Tip 3: “Water Wisely” – Emily Jones

“Water your container plants deeply but less frequently to encourage deep root growth and prevent waterlogging. Monitor soil moisture levels regularly and adjust your watering schedule accordingly.”

Tip 4: “Implement Raised Beds” – Michael Chen

“If space allows, consider using raised beds for your container garden. Raised beds provide excellent drainage and aeration, promoting healthier plant growth and reducing the risk of waterlogged soil.”

13. Conclusion

Dealing with drainage problems in container gardens is a common challenge faced by many gardeners. However, with the right knowledge and strategies, it’s possible to create an environment that promotes optimal drainage and plant health.

By understanding the causes of poor drainage, selecting appropriate containers and soil mixes, and implementing effective watering and maintenance practices, you can prevent waterlogged conditions and ensure the success of your container garden.

Remember to regularly assess your plants’ health, adjust your watering practices as needed, and seek advice from fellow gardeners or experts if you encounter any issues along the way. With patience, care, and attention to detail, you can enjoy a thriving container garden filled with lush, healthy plants.

Further Reading

  • Container Gardening: Drainage Options (University of Illinois Extension): Explore various drainage options for container gardens, including drainage materials and techniques to improve water management.
  • Improving Poor Drainage in the Garden (Better Homes & Gardens): Learn practical tips and techniques for enhancing drainage in your garden to promote healthier plant growth and prevent waterlogging.
  • 7 Solutions to Drainage Problems in the Garden (Todd Haiman Landscape Design): Discover seven effective solutions for addressing drainage issues in your garden, from incorporating raised beds to implementing rain gardens.


Can I use regular garden soil in my container garden?

No, it’s not recommended to use garden soil in containers due to its heavy texture and poor drainage properties. Opt for a well-draining potting mix specifically formulated for container gardening.

How often should I water my container plants?

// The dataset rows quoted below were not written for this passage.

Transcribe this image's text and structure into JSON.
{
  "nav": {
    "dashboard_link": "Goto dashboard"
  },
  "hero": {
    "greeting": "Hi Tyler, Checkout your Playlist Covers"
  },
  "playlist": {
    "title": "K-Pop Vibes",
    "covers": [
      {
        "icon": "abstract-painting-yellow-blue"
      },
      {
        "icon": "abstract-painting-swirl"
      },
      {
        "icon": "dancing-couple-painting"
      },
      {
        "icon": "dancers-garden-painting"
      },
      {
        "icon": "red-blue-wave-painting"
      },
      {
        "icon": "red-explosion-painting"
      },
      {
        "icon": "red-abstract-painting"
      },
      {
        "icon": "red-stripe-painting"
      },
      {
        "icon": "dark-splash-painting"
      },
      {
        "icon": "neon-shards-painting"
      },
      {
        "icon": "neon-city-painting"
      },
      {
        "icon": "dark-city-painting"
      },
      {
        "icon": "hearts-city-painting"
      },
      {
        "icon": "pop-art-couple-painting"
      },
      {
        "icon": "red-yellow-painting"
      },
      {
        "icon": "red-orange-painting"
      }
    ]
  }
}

Watering frequency depends on factors such as plant type, container size, and environmental conditions. Monitor soil moisture levels and water when the top inch of soil feels dry to the touch.

What should I do if my plants are already showing signs of poor drainage?

If your plants are exhibiting signs of poor drainage, take immediate action to improve the situation. Consider repotting them into containers with better drainage, amending the soil mix, and adjusting your watering practices.

How can I prevent drainage problems in my container garden?

Preventing drainage problems involves choosing the right containers, using well-draining soil mixes, and implementing proper watering techniques. Regular maintenance and monitoring are also essential to ensure healthy drainage.

Are there specific plants that are more tolerant of poor drainage?

Yes, some plants are more tolerant of wet soil conditions than others. Consider selecting plants that thrive in moist environments, such as bog-loving perennials or water-loving vegetables like watercress and watermelon.